Promotions such as the use of loyalty cards can be extremely useful in getting customers back in the door, which is an incredibly powerful thing to do as it is 15 times easier to sell to an existing customer than it is to sell to a new one.
Once again, you need to do your calculations and ensure that the item a customer gets in return for their loyalty does not wipe out the profits that came before, and furthermore, you need to ensure that your system is safe e.g. use a personalised stamp rather than a generic X, so customers cannot cheat the system.
Not only is it considerably easier to sell to an existing customer, it is also much easier to sell more to a customer once they have decided to to make a purchase at all.
Back End Products: You Might Also Like
With this in mind, a good business owner will always look at promoting back-end products or services.
You will no doubt be familiar with this practice online, where retailers will show you items also bought by other customers, or food delivery companies offering suggesting side-dishes or drinks to go with your meal.
Providing back-end products not only means you will be selling more overall, but the products themselves can often have a much higher profit margin than the original purchase.
Someone who has just purchased an expensive pair of glasses is highly likely to consider buying a stronger case to protect them, or a cleaning/repair kit, for example.
While these items won’t bring in the bulk of your cash, they will add up over time and make a noticeable improvement to your cash flow.
Business Credit Cards, and Other lines of credit
While it is advisable not to become overly reliant on or frivolous with credit, setting yourself up with a business credit card and using it appropriately can be very helpful both in emergencies and in the long-run.
Even if you have cash in the bank, paying your expenses with credit, and then paying that credit off early can improve your credit score by establishing a history of reliability.
You can take this a step further by ensuring that you stick to a low credit utilisation ratio, meaning you only use a fraction of what your limit actually is.
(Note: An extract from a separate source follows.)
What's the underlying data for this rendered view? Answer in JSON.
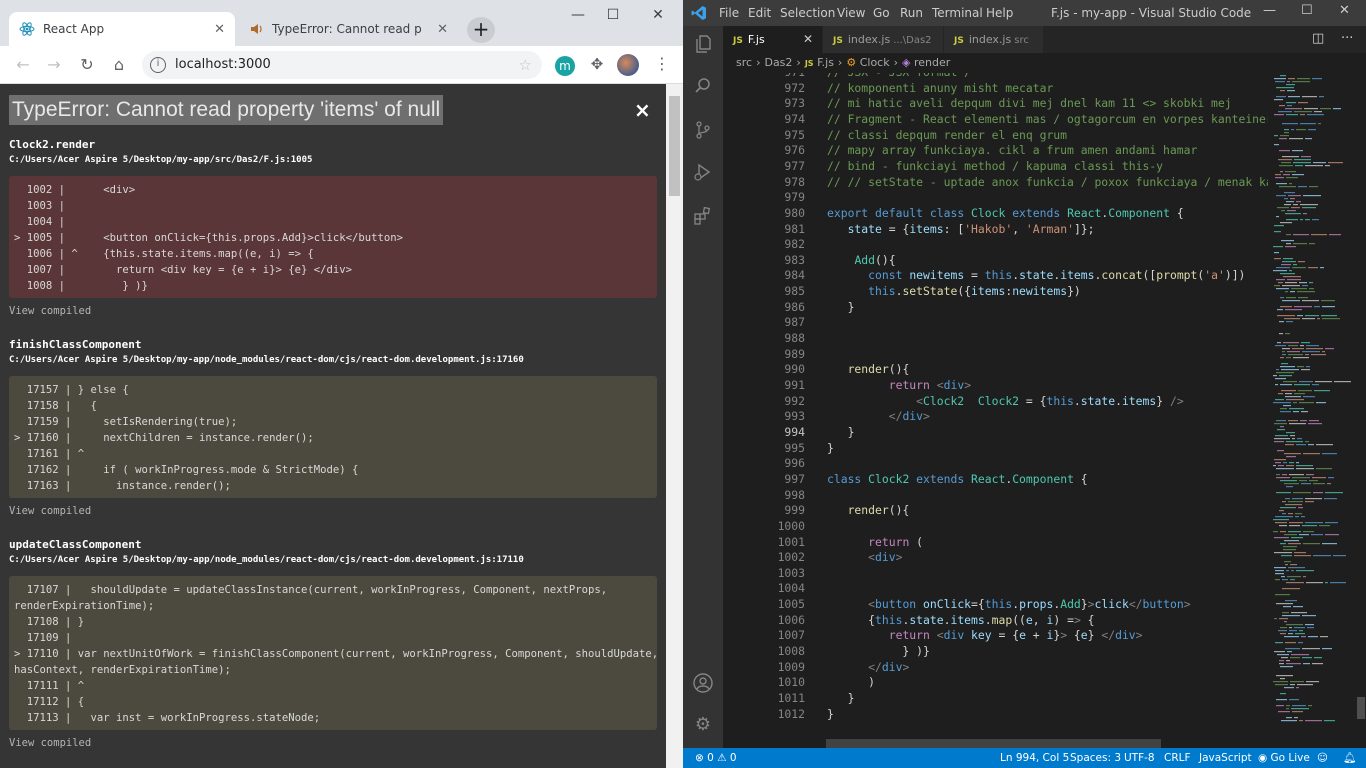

This reinforces the point that you are a responsible spender and a trustworthy customer for the bank, which will make it easier to increase your limit in the future.
Building a good credit rating
When that happens, it becomes even easier to decrease your credit utilisation ratio, and improve your credit rating even more.
Beginning this process when you don’t particularly need to makes it a lot easier to achieve a good credit rating than suddenly signing up for a card when you need it, and hitting your maximum limit the first time you use it.
And of course, all of this gives you a little more breathing room and can prevent any issues with outgoing cash, late payment fees, and fundamental overheads such as wages or utilities.
As a business owner, generating and maintaining a positive cash flow should always be at the forefront of your mind.
Achieving this requires a multifaceted approach that takes into account all aspects of your business.
No expense should ever be free from scrutiny, and you should constantly be looking for ways to decrease your costs.
Whether it is reducing your electricity bill by switching to LED bulbs, or dropping a product you love personally because it just isn’t selling fast enough, there are always ways to reduce your cash outflow.
Similarly, there will always be new opportunities for you to improve your cash inflow, be it by bringing on a new product, running a well-calculated promotion, or simply staying on top of your invoicing.
Arguably, the most important element of cash flow management is the point we discussed first: making sure it is properly monitored. Without this, money will fall through the cracks, things won’t be run as efficiently as they could be, and you will be unable to identify trends and make well-informed business decisions. Ultimately, the buck stops with you, and it is your responsibility to know exactly where those bucks are flowing.